Of all the things a person could receive in the mail without warning, Anthrax is about the worst thing it could be. The spores, which can cause injury when inhaled, fit easily into letters, as the nation discovered tragically in the fall of 2001. Now, it looks like the Department of Defense accidentally mailed out live samples of anthrax spores to nine states and South Korea. Oops.
Ahab would give up his peg leg for views like this. A team with the National Oceanic and Atmospheric Administration used a drone to catch a better glimpse of migrating gray whales, capturing pictures of a mother and calf. The drone flyover was part of a long-standing research project in Baja California, Mexico, where scientists track the migrations of gray whales up north to the Arctic.

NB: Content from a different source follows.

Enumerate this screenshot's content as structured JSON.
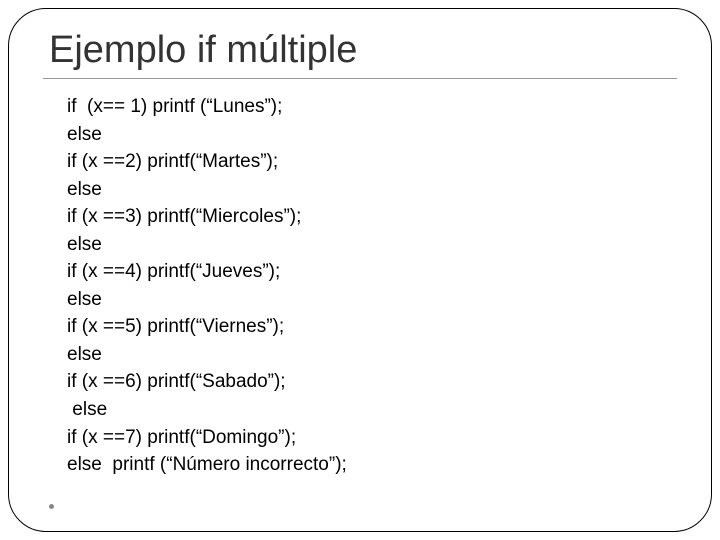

In late March, a team of German-based researchers published a study that found that eating a bar of chocolate every day, when combined with a low-carb diet, helped participants lose weight. As is typical for a study like this, the story got picked up by a number of service-based publications in Europe and the U.S., doing write-ups with splashy headlines and suggestive images of women eating chocolate.
Clocking in at just $134 million per plane, the F-35B fighter jet is the most expensive sibling in its long-troubled family. The F-35s have been plagued for years with frustrations, cost overruns, and developmental difficulties. Designed to share parts with its Air Force and Navy brethren (the F-35A and F-35C, respectively), the F-35B also has the difficult task of replacing the U.S. Marine Corps' venerable Harrier Jump Jets. In order to fill those jumping shoes, it has to successfully take off in a short distance and land vertically. At operation trials over the past week on the USS Wasp, the F-35B demonstrated just that: for more than one hundred million dollars a plane, it can at least do what it promised.
Your brain does a lot when you are asleep. It's when you consolidate memories and integrate the things you've learned during the day into your existing knowledge structure. We now have lots of evidence that while you are sleeping, specific memories can be reactivated and thus strengthened.